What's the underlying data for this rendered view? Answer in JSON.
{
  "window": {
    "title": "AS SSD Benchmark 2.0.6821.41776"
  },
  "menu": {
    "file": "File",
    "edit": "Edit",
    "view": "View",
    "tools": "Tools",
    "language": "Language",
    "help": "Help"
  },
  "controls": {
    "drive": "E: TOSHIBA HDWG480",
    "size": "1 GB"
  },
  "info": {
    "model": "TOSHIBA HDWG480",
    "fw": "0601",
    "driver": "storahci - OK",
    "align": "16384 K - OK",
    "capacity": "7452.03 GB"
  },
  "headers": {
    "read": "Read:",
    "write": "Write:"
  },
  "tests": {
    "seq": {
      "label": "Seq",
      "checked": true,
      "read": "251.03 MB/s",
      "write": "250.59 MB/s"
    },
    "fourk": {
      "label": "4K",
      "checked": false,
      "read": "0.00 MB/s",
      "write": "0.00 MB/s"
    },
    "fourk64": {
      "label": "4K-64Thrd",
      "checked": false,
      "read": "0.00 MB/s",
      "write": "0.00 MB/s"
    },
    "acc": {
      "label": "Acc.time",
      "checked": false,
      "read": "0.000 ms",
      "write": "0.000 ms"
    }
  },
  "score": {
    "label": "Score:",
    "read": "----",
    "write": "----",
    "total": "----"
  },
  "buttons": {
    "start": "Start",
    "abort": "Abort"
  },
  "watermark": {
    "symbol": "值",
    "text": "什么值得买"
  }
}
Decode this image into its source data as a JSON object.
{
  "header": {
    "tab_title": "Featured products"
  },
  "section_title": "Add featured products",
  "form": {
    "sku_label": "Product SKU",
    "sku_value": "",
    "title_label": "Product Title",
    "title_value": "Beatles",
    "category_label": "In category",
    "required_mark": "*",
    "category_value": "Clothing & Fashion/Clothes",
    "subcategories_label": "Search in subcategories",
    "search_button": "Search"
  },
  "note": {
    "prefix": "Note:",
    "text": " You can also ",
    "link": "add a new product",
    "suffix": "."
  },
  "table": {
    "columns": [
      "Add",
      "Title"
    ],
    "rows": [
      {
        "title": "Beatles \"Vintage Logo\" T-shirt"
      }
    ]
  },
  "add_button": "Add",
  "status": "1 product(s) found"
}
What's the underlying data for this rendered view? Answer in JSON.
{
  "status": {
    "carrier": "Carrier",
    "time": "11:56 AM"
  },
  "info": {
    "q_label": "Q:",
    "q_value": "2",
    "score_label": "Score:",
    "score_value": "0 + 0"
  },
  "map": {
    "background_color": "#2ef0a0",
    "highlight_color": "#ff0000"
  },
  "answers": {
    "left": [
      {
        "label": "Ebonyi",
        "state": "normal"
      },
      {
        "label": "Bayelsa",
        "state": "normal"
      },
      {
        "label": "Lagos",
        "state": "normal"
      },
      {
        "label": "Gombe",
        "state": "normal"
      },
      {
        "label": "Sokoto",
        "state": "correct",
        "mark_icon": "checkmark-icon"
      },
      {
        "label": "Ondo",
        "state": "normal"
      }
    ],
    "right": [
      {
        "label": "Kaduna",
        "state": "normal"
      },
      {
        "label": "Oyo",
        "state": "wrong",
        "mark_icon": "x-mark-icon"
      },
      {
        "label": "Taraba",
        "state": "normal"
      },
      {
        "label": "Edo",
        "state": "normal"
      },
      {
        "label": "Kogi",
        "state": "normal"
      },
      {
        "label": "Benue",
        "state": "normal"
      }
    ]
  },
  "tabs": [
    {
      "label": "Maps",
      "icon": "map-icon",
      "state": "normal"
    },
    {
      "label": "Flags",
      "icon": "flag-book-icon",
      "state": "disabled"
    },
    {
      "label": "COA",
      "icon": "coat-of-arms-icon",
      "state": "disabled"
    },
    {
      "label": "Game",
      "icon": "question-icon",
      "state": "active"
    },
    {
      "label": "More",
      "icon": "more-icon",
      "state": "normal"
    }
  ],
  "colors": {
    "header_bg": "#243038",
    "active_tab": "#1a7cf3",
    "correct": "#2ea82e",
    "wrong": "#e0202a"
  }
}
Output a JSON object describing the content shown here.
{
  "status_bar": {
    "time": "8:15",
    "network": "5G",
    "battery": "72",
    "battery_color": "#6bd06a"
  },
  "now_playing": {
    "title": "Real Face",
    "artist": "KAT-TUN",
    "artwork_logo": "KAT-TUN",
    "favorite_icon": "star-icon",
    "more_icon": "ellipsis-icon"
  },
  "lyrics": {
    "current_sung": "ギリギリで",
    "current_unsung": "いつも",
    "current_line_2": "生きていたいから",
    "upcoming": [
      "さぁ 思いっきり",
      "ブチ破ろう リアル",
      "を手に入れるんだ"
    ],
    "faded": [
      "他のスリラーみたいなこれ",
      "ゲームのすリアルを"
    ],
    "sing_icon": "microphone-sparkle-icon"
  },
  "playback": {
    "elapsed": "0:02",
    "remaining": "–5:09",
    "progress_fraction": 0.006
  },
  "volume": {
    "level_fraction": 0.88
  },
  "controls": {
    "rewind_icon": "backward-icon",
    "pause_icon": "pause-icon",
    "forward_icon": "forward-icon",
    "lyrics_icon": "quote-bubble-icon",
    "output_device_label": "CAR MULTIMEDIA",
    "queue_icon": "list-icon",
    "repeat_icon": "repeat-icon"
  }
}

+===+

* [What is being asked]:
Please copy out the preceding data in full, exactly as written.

* [Completed task]:
What's the underlying data for this rendered view? Answer in JSON.
{
  "window": {
    "title": "AS SSD Benchmark 2.0.6821.41776"
  },
  "menu": {
    "file": "File",
    "edit": "Edit",
    "view": "View",
    "tools": "Tools",
    "language": "Language",
    "help": "Help"
  },
  "controls": {
    "drive": "E: TOSHIBA HDWG480",
    "size": "1 GB"
  },
  "info": {
    "model": "TOSHIBA HDWG480",
    "fw": "0601",
    "driver": "storahci - OK",
    "align": "16384 K - OK",
    "capacity": "7452.03 GB"
  },
  "headers": {
    "read": "Read:",
    "write": "Write:"
  },
  "tests": {
    "seq": {
      "label": "Seq",
      "checked": true,
      "read": "251.03 MB/s",
      "write": "250.59 MB/s"
    },
    "fourk": {
      "label": "4K",
      "checked": false,
      "read": "0.00 MB/s",
      "write": "0.00 MB/s"
    },
    "fourk64": {
      "label": "4K-64Thrd",
      "checked": false,
      "read": "0.00 MB/s",
      "write": "0.00 MB/s"
    },
    "acc": {
      "label": "Acc.time",
      "checked": false,
      "read": "0.000 ms",
      "write": "0.000 ms"
    }
  },
  "score": {
    "label": "Score:",
    "read": "----",
    "write": "----",
    "total": "----"
  },
  "buttons": {
    "start": "Start",
    "abort": "Abort"
  },
  "watermark": {
    "symbol": "值",
    "text": "什么值得买"
  }
}
Decode this image into its source data as a JSON object.
{
  "header": {
    "tab_title": "Featured products"
  },
  "section_title": "Add featured products",
  "form": {
    "sku_label": "Product SKU",
    "sku_value": "",
    "title_label": "Product Title",
    "title_value": "Beatles",
    "category_label": "In category",
    "required_mark": "*",
    "category_value": "Clothing & Fashion/Clothes",
    "subcategories_label": "Search in subcategories",
    "search_button": "Search"
  },
  "note": {
    "prefix": "Note:",
    "text": " You can also ",
    "link": "add a new product",
    "suffix": "."
  },
  "table": {
    "columns": [
      "Add",
      "Title"
    ],
    "rows": [
      {
        "title": "Beatles \"Vintage Logo\" T-shirt"
      }
    ]
  },
  "add_button": "Add",
  "status": "1 product(s) found"
}
What's the underlying data for this rendered view? Answer in JSON.
{
  "status": {
    "carrier": "Carrier",
    "time": "11:56 AM"
  },
  "info": {
    "q_label": "Q:",
    "q_value": "2",
    "score_label": "Score:",
    "score_value": "0 + 0"
  },
  "map": {
    "background_color": "#2ef0a0",
    "highlight_color": "#ff0000"
  },
  "answers": {
    "left": [
      {
        "label": "Ebonyi",
        "state": "normal"
      },
      {
        "label": "Bayelsa",
        "state": "normal"
      },
      {
        "label": "Lagos",
        "state": "normal"
      },
      {
        "label": "Gombe",
        "state": "normal"
      },
      {
        "label": "Sokoto",
        "state": "correct",
        "mark_icon": "checkmark-icon"
      },
      {
        "label": "Ondo",
        "state": "normal"
      }
    ],
    "right": [
      {
        "label": "Kaduna",
        "state": "normal"
      },
      {
        "label": "Oyo",
        "state": "wrong",
        "mark_icon": "x-mark-icon"
      },
      {
        "label": "Taraba",
        "state": "normal"
      },
      {
        "label": "Edo",
        "state": "normal"
      },
      {
        "label": "Kogi",
        "state": "normal"
      },
      {
        "label": "Benue",
        "state": "normal"
      }
    ]
  },
  "tabs": [
    {
      "label": "Maps",
      "icon": "map-icon",
      "state": "normal"
    },
    {
      "label": "Flags",
      "icon": "flag-book-icon",
      "state": "disabled"
    },
    {
      "label": "COA",
      "icon": "coat-of-arms-icon",
      "state": "disabled"
    },
    {
      "label": "Game",
      "icon": "question-icon",
      "state": "active"
    },
    {
      "label": "More",
      "icon": "more-icon",
      "state": "normal"
    }
  ],
  "colors": {
    "header_bg": "#243038",
    "active_tab": "#1a7cf3",
    "correct": "#2ea82e",
    "wrong": "#e0202a"
  }
}
Output a JSON object describing the content shown here.
{
  "status_bar": {
    "time": "8:15",
    "network": "5G",
    "battery": "72",
    "battery_color": "#6bd06a"
  },
  "now_playing": {
    "title": "Real Face",
    "artist": "KAT-TUN",
    "artwork_logo": "KAT-TUN",
    "favorite_icon": "star-icon",
    "more_icon": "ellipsis-icon"
  },
  "lyrics": {
    "current_sung": "ギリギリで",
    "current_unsung": "いつも",
    "current_line_2": "生きていたいから",
    "upcoming": [
      "さぁ 思いっきり",
      "ブチ破ろう リアル",
      "を手に入れるんだ"
    ],
    "faded": [
      "他のスリラーみたいなこれ",
      "ゲームのすリアルを"
    ],
    "sing_icon": "microphone-sparkle-icon"
  },
  "playback": {
    "elapsed": "0:02",
    "remaining": "–5:09",
    "progress_fraction": 0.006
  },
  "volume": {
    "level_fraction": 0.88
  },
  "controls": {
    "rewind_icon": "backward-icon",
    "pause_icon": "pause-icon",
    "forward_icon": "forward-icon",
    "lyrics_icon": "quote-bubble-icon",
    "output_device_label": "CAR MULTIMEDIA",
    "queue_icon": "list-icon",
    "repeat_icon": "repeat-icon"
  }
}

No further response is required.